BLAIRSTOWN TOWNSHIP, NJ (Warren County) — U.S. Congressman Josh Gottheimer (NJ-5) Monday urged New Jersey to take immediate action to release the federal investments clawed back to New Jersey for expanded broadband access in Sussex and Warren Counties and beyond. He also urged Sussex and Warren County utilize federal resources, too.
Nearly a year ago, Gottheimer stood with the Governor and many state and local elected officials, to highlight the $190 million that he helped New Jersey secure from the 2021 COVID-19 emergency relief package, also known as the American Rescue Plan (ARP), to expand and improve broadband access for more rural areas of New Jersey, including in Warren and Sussex Counties, and to other communities that lack high-speed connectivity.
After more than a year, the federal broadband resources allocated to the State of New Jersey from the American Rescue Plan have not yet been distributed.
“After more than a year, the state-allocated broadband resources from the American Rescue Plan have not been distributed and are still sitting in the state’s coffers. Appointments still haven’t been made to the 19-member Broadband Access Study Commission panel, which will ensure that investments are distributed appropriately. I’m asking the State to please take immediate action to release the federal investments clawed back to New Jersey for expanded broadband access here in Sussex and Warren Counties and beyond,” Gottheimer said. “I’m focused on working with the State and our local counties to immediately get out the resources and investments I helped claw back to New Jersey from Washington for expanded broadband in rural areas. Once released, these federal dollars will help build on the great strides we’ve made in broadband infrastructure over the last few years and continue to improve access for families, students, schools, small businesses, and healthcare.”
Gottheimer also strongly encouraged the county governments in Sussex and Warren to utilize resources allocated to them, and received, through the American Rescue Plan for broadband deployment and connectivity. Gottheimer helped claw back $27.25 million to the Sussex County government and $20.42 million to the Warren County government, as well as federal investment to each individual Fifth District town, to help with COVID-related expenses, including for infrastructure, sewer, and broadband.
The White House recently estimated 30 million Americans live in areas that lack broadband infrastructure to provide minimally acceptable speeds.

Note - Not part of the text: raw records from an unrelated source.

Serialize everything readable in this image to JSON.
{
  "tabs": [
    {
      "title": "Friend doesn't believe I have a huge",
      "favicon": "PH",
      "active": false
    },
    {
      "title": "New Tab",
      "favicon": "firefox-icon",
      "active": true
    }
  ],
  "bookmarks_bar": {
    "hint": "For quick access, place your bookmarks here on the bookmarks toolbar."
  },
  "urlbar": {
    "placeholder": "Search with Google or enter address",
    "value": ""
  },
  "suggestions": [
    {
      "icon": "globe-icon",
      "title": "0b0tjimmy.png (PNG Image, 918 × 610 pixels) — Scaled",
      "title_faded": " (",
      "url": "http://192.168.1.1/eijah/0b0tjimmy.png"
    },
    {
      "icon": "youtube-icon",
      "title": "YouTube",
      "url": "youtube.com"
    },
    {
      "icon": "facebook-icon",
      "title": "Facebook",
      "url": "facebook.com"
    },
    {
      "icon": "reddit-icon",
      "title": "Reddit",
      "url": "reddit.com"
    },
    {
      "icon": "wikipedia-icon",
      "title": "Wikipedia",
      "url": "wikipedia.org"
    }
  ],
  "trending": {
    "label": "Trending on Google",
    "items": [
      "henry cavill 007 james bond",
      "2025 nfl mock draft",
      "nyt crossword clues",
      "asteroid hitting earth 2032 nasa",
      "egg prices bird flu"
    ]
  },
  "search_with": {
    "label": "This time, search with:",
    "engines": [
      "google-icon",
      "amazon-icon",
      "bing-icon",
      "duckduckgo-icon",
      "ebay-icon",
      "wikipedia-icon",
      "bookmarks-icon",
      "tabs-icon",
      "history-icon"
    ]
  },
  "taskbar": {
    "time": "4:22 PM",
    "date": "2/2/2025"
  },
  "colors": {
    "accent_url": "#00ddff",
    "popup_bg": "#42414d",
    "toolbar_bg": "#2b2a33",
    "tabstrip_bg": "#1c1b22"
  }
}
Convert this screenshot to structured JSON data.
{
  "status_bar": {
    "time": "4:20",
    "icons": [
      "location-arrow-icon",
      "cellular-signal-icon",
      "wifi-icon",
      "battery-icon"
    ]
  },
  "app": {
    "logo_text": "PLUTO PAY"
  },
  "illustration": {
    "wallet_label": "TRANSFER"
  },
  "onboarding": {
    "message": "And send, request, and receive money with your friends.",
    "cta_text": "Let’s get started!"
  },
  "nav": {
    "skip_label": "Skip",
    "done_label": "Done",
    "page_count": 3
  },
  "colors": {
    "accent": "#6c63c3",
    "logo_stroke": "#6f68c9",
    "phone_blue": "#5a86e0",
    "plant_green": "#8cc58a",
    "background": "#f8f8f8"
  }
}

In fact, public reporting from last year using data from the Federal Communications Commission (FCC) and Microsoft showed that only 44% of Sussex County households have broadband and only 46% of Warren County households have broadband.
Gottheimer was joined today outside the Blairstown Township Municipal Building by Blairstown Mayor Rob Moorhead, Hardwick Mayor Chris Jacksic, and Belvidere Councilman Joseph Roth.
Legislation Gottheimer Has Helped Lead and Pass to Expand Broadband Access in North Jersey:
- American Rescue Plan Act of 2021: Gottheimer clawed back $190 million to the State of New Jersey to expand and improve broadband access for more rural areas of New Jersey, including in Warren and Sussex Counties, and to other communities that lack high-speed connectivity. These broadband resources allocated to the State of New Jersey have not been distributed. Resources in the American Rescue Plan also go directly to every single county and town government in New Jersey, which resulted in $27.25 million directly to Sussex County’s government and $20.42 million to the Warren County government.
- 2020 Bipartisan COVID-19 Emergency Relief Package: Gottheimer helped negotiate this package and it was shaped by legislation originally written and agreed upon by the Problem Solvers Caucus, a bipartisan group Gottheimer co-chairs, and senators from both sides of the aisle. The package included resources for broadband programs nationwide, and established the Emergency Broadband Benefit Program to help low-income households access broadband and the COVID-19 Telehealth Program to help healthcare providers treat COVID patients through connected care technologies. Eight health care providers in Jersey received investments, totaling nearly $4.5 million clawed back to our state. This included more than $700,000 for Zufall Health Center, which has locations in Newton and Hackettstown.